APPALOOSA does have a little post 9-11 political relevance, but for the most part it’s a straight ahead western. I’ve talked to some people who thought it was too slow or needed more gunfights, so if that’s what you’re looking for, beware. It’s a character piece about two gunmen who’ve gotten real good at dealing with assholes and cleaning up small towns overrun with bandits and bullies.
If the cast was just nobodies it might not work, instead we got Ed Harris (also director) as Virgil Cole, Viggo Mortensen (not director) as trusty sidekick Everett Hitch. Virgil has aspirations to become a legitimate lawman, Hitch has an 8-gauge shotgun. They come into the town of Appaloosa to work for the elected officials who’ve been shoved aside by Jeremy Irons, a tyrant whose big shot status comes from claims he’s friends with Chester A. Arthur (come on, everybody uses that one). Him and his gang run the town, everybody’s afraid of them, the usual. So our boys become marshals and to everybody’s shock they have the balls to start arresting people, and the shit and fan quickly become intimates.
Now here’s the problem: Renee Zelweger. I don’t get it. I know she must’ve done some good performances at one time, but she’s usually not appealing. She has a pinched little face and an evil vibe, but tends to play characters who are supposed to be lovable beneath their cold, bitchy shells. To me this is not believable. I thought it was just me since she keeps getting cast in movie after movie and winning all kinds of awards, but an informal poll found that 100% of males hate Renee Zelweger in their movies. Because of this you lose respect for Virgil when he immediately becomes smitten with supposedly-innocent-seeming piano player Allison French.
But never fear! This is not like LEATHERHEADS, which made the unfortunate assumption that the audience too would be charmed by Zelweger. She quickly makes a pass at Everett, among other activities that mark her as a despicable ho, and threatens to become the less talented Yoko Ono of the old west. I would have to say the movie is sexist (the only other female character actually is a whore) but as a story it works. The best part is that the trailer, the DVD cover and your experience as a person who watches movies all lead you to think this will be a love triangle. Everett will fall for the girl too, or Virgil will think he has, and this will break up the team. All signs point to that as the last act, but the movie has other plans.
And that brings me to the political part. I don’t know what the author of the book (Robert B. Parker, creator of Spenser For Hire) intended, but this story definitely plays to me like a commentary on the Bush era approach to homeland security. Cole and Hitch come into town with a set of laws already written up and tell the officials they either have to sign it now or forget it. That’s gotta be the USA-PATRIOT ACT, right? Maybe it could be called the APPALOOSA-COWBOY ACT. The town officials are uncomfortable with the idea but sign without reading it.

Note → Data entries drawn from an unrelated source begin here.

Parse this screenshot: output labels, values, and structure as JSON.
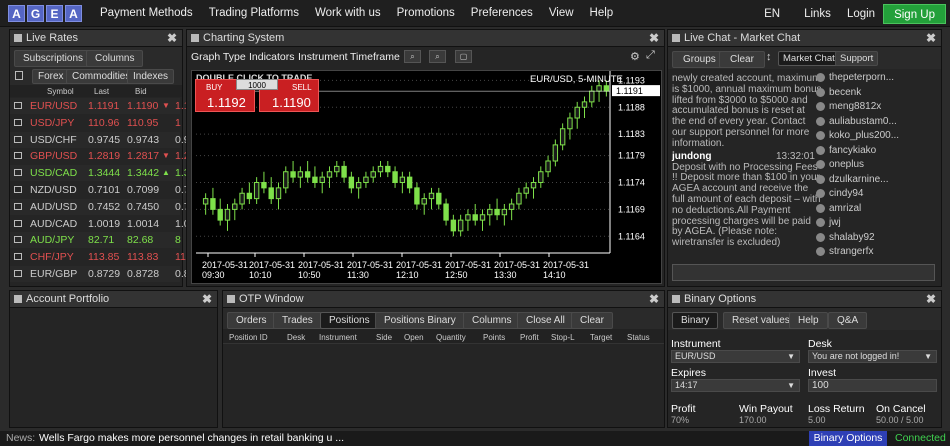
{
  "logo": {
    "letters": [
      "A",
      "G",
      "E",
      "A"
    ]
  },
  "nav": {
    "items": [
      "Payment Methods",
      "Trading Platforms",
      "Work with us",
      "Promotions",
      "Preferences",
      "View",
      "Help"
    ],
    "lang": "EN",
    "links": "Links",
    "login": "Login",
    "signup": "Sign Up"
  },
  "rates": {
    "title": "Live Rates",
    "subscriptions": "Subscriptions",
    "columns": "Columns",
    "tabs": [
      "Forex",
      "Commodities",
      "Indexes"
    ],
    "headers": {
      "symbol": "Symbol",
      "last": "Last",
      "bid": "Bid"
    },
    "rows": [
      {
        "symbol": "EUR/USD",
        "last": "1.1191",
        "bid": "1.1190",
        "ask": "1.1",
        "dir": "down",
        "color": "#e05050"
      },
      {
        "symbol": "USD/JPY",
        "last": "110.96",
        "bid": "110.95",
        "ask": "1",
        "dir": "",
        "color": "#e05050"
      },
      {
        "symbol": "USD/CHF",
        "last": "0.9745",
        "bid": "0.9743",
        "ask": "0.9",
        "dir": "",
        "color": "#ccc"
      },
      {
        "symbol": "GBP/USD",
        "last": "1.2819",
        "bid": "1.2817",
        "ask": "1.2",
        "dir": "down",
        "color": "#e05050"
      },
      {
        "symbol": "USD/CAD",
        "last": "1.3444",
        "bid": "1.3442",
        "ask": "1.3",
        "dir": "up",
        "color": "#7ee04a"
      },
      {
        "symbol": "NZD/USD",
        "last": "0.7101",
        "bid": "0.7099",
        "ask": "0.7",
        "dir": "",
        "color": "#ccc"
      },
      {
        "symbol": "AUD/USD",
        "last": "0.7452",
        "bid": "0.7450",
        "ask": "0.7",
        "dir": "",
        "color": "#ccc"
      },
      {
        "symbol": "AUD/CAD",
        "last": "1.0019",
        "bid": "1.0014",
        "ask": "1.0",
        "dir": "",
        "color": "#ccc"
      },
      {
        "symbol": "AUD/JPY",
        "last": "82.71",
        "bid": "82.68",
        "ask": "8",
        "dir": "",
        "color": "#7ee04a"
      },
      {
        "symbol": "CHF/JPY",
        "last": "113.85",
        "bid": "113.83",
        "ask": "11",
        "dir": "",
        "color": "#e05050"
      },
      {
        "symbol": "EUR/GBP",
        "last": "0.8729",
        "bid": "0.8728",
        "ask": "0.8",
        "dir": "",
        "color": "#ccc"
      }
    ]
  },
  "chart": {
    "title": "Charting System",
    "toolbar": [
      "Graph Type",
      "Indicators",
      "Instrument",
      "Timeframe"
    ],
    "hint": "DOUBLE CLICK TO TRADE",
    "buy": "BUY",
    "sell": "SELL",
    "amount": "1000",
    "buy_price": "1.1192",
    "sell_price": "1.1190",
    "symbol": "EUR/USD, 5-MINUTE",
    "current": "1.1191"
  },
  "chart_data": {
    "type": "candlestick",
    "title": "EUR/USD, 5-MINUTE",
    "x": [
      "2017-05-31 09:30",
      "2017-05-31 10:10",
      "2017-05-31 10:50",
      "2017-05-31 11:30",
      "2017-05-31 12:10",
      "2017-05-31 12:50",
      "2017-05-31 13:30",
      "2017-05-31 14:10"
    ],
    "yticks": [
      "1.1193",
      "1.1188",
      "1.1183",
      "1.1179",
      "1.1174",
      "1.1169",
      "1.1164"
    ],
    "ylim": [
      1.1162,
      1.1194
    ],
    "candles": [
      [
        1.117,
        1.1172,
        1.1168,
        1.1171
      ],
      [
        1.1171,
        1.1173,
        1.1168,
        1.1169
      ],
      [
        1.1169,
        1.1171,
        1.1166,
        1.1167
      ],
      [
        1.1167,
        1.117,
        1.1165,
        1.1169
      ],
      [
        1.1169,
        1.1171,
        1.1167,
        1.117
      ],
      [
        1.117,
        1.1173,
        1.1169,
        1.1172
      ],
      [
        1.1172,
        1.1174,
        1.117,
        1.1171
      ],
      [
        1.1171,
        1.1175,
        1.117,
        1.1174
      ],
      [
        1.1174,
        1.1176,
        1.1172,
        1.1173
      ],
      [
        1.1173,
        1.1175,
        1.117,
        1.1171
      ],
      [
        1.1171,
        1.1174,
        1.1169,
        1.1173
      ],
      [
        1.1173,
        1.1177,
        1.1172,
        1.1176
      ],
      [
        1.1176,
        1.1178,
        1.1174,
        1.1175
      ],
      [
        1.1175,
        1.1177,
        1.1173,
        1.1176
      ],
      [
        1.1176,
        1.1178,
        1.1174,
        1.1175
      ],
      [
        1.1175,
        1.1177,
        1.1173,
        1.1174
      ],
      [
        1.1174,
        1.1176,
        1.1172,
        1.1175
      ],
      [
        1.1175,
        1.1177,
        1.1173,
        1.1176
      ],
      [
        1.1176,
        1.1178,
        1.1175,
        1.1177
      ],
      [
        1.1177,
        1.1178,
        1.1174,
        1.1175
      ],
      [
        1.1175,
        1.1176,
        1.1172,
        1.1173
      ],
      [
        1.1173,
        1.1175,
        1.1171,
        1.1174
      ],
      [
        1.1174,
        1.1176,
        1.1173,
        1.1175
      ],
      [
        1.1175,
        1.1177,
        1.1174,
        1.1176
      ],
      [
        1.1176,
        1.1178,
        1.1175,
        1.1177
      ],
      [
        1.1177,
        1.1178,
        1.1175,
        1.1176
      ],
      [
        1.1176,
        1.1177,
        1.1173,
        1.1174
      ],
      [
        1.1174,
        1.1176,
        1.1172,
        1.1175
      ],
      [
        1.1175,
        1.1176,
        1.1172,
        1.1173
      ],
      [
        1.1173,
        1.1174,
        1.1169,
        1.117
      ],
      [
        1.117,
        1.1172,
        1.1168,
        1.1171
      ],
      [
        1.1171,
        1.1173,
        1.1169,
        1.1172
      ],
      [
        1.1172,
        1.1173,
        1.1169,
        1.117
      ],
      [
        1.117,
        1.1171,
        1.1166,
        1.1167
      ],
      [
        1.1167,
        1.1168,
        1.1164,
        1.1165
      ],
      [
        1.1165,
        1.1168,
        1.1164,
        1.1167
      ],
      [
        1.1167,
        1.1169,
        1.1165,
        1.1168
      ],
      [
        1.1168,
        1.117,
        1.1166,
        1.1167
      ],
      [
        1.1167,
        1.1169,
        1.1165,
        1.1168
      ],
      [
        1.1168,
        1.117,
        1.1166,
        1.1169
      ],
      [
        1.1169,
        1.1171,
        1.1167,
        1.1168
      ],
      [
        1.1168,
        1.117,
        1.1166,
        1.1169
      ],
      [
        1.1169,
        1.1171,
        1.1167,
        1.117
      ],
      [
        1.117,
        1.1173,
        1.1169,
        1.1172
      ],
      [
        1.1172,
        1.1174,
        1.1171,
        1.1173
      ],
      [
        1.1173,
        1.1175,
        1.1171,
        1.1174
      ],
      [
        1.1174,
        1.1177,
        1.1173,
        1.1176
      ],
      [
        1.1176,
        1.1179,
        1.1175,
        1.1178
      ],
      [
        1.1178,
        1.1182,
        1.1177,
        1.1181
      ],
      [
        1.1181,
        1.1185,
        1.118,
        1.1184
      ],
      [
        1.1184,
        1.1187,
        1.1182,
        1.1186
      ],
      [
        1.1186,
        1.1189,
        1.1184,
        1.1188
      ],
      [
        1.1188,
        1.119,
        1.1186,
        1.1189
      ],
      [
        1.1189,
        1.1192,
        1.1188,
        1.1191
      ],
      [
        1.1191,
        1.1193,
        1.1189,
        1.1192
      ],
      [
        1.1192,
        1.1193,
        1.119,
        1.1191
      ]
    ]
  },
  "chat": {
    "title": "Live Chat - Market Chat",
    "groups": "Groups",
    "clear": "Clear",
    "tabs": [
      "Market Chat",
      "Support"
    ],
    "message1": [
      "newly created account, maximum",
      "is $1000, annual maximum bonus",
      "lifted from $3000 to $5000 and",
      "accumulated bonus is reset at",
      "the end of every year. Contact",
      "our support personnel for more",
      "information."
    ],
    "author": "jundong",
    "time": "13:32:01",
    "message2": [
      "Deposit with no Processing Fees",
      "!! Deposit more than $100 in your",
      "AGEA account and receive the",
      "full amount of each deposit – with",
      "no deductions.All Payment",
      "processing charges will be paid",
      "by AGEA. (Please note:",
      "wiretransfer is excluded)"
    ],
    "users": [
      "thepeterporn...",
      "becenk",
      "meng8812x",
      "auliabustam0...",
      "koko_plus200...",
      "fancykiako",
      "oneplus",
      "dzulkarnine...",
      "cindy94",
      "amrizal",
      "jwj",
      "shalaby92",
      "strangerfx"
    ]
  },
  "portfolio": {
    "title": "Account Portfolio"
  },
  "otp": {
    "title": "OTP Window",
    "tabs": [
      "Orders",
      "Trades",
      "Positions",
      "Positions Binary",
      "Columns",
      "Close All",
      "Clear"
    ],
    "columns": [
      "Position ID",
      "Desk",
      "Instrument",
      "Side",
      "Open",
      "Quantity",
      "Points",
      "Profit",
      "Stop-L",
      "Target",
      "Status"
    ]
  },
  "binary": {
    "title": "Binary Options",
    "tabs": [
      "Binary",
      "Reset values",
      "Help",
      "Q&A"
    ],
    "instrument_label": "Instrument",
    "instrument": "EUR/USD",
    "desk_label": "Desk",
    "desk": "You are not logged in!",
    "expires_label": "Expires",
    "expires": "14:17",
    "invest_label": "Invest",
    "invest": "100",
    "profit_label": "Profit",
    "profit": "70%",
    "win_label": "Win Payout",
    "win": "170.00",
    "loss_label": "Loss Return",
    "loss": "5.00",
    "cancel_label": "On Cancel",
    "cancel": "50.00 / 5.00"
  },
  "news": {
    "label": "News:",
    "text": "Wells Fargo makes more personnel changes in retail banking u ...",
    "binary_btn": "Binary Options",
    "status": "Connected"
  }
}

So the marshals pretty much run the town, they can do whatever they want. In a way this is good, because they’re the good guys, and can use this to stop Jeremy Irons. But on the other hand, Virgil’s judgment is not always the best (for example, he’s building a house with Renee Zelweger) and at times he could be seen as abusing his power. And even worse, the guilty Jeremy Irons (SPOILER) gets set free because his trial was unfair. It’s Guantanamo Bay or Freddy Krueger all over again.
I really liked that about the movie and I figure that’s part of the reason why Viggo would want to take the role (another part being that Ed Harris asked him to). But it’s not even the best part of the story – the best part is the camaraderie between these two gunmen. Viggo is the rare superstar leading man humble enough to play the quiet sidekick without it seeming like a stunt. He’s smart enough to know this can be a great character and talented enough to make sure it turns out that way. He communicates more with his face than with words – the “oh geez, maybe I should’ve told him his girlfriend was a ho” squint as Virgil trades their prisoner for Zelweger, the uncomfortable stare at the dirt after passing the binoculars so Virgil can see his girl frolicking naked in a river with Lance Henriksen (long story).
If you would enjoy a quiet, simple western with Ed Harris and Viggo Mortensen, then you would enjoy this movie. Otherwise forget it.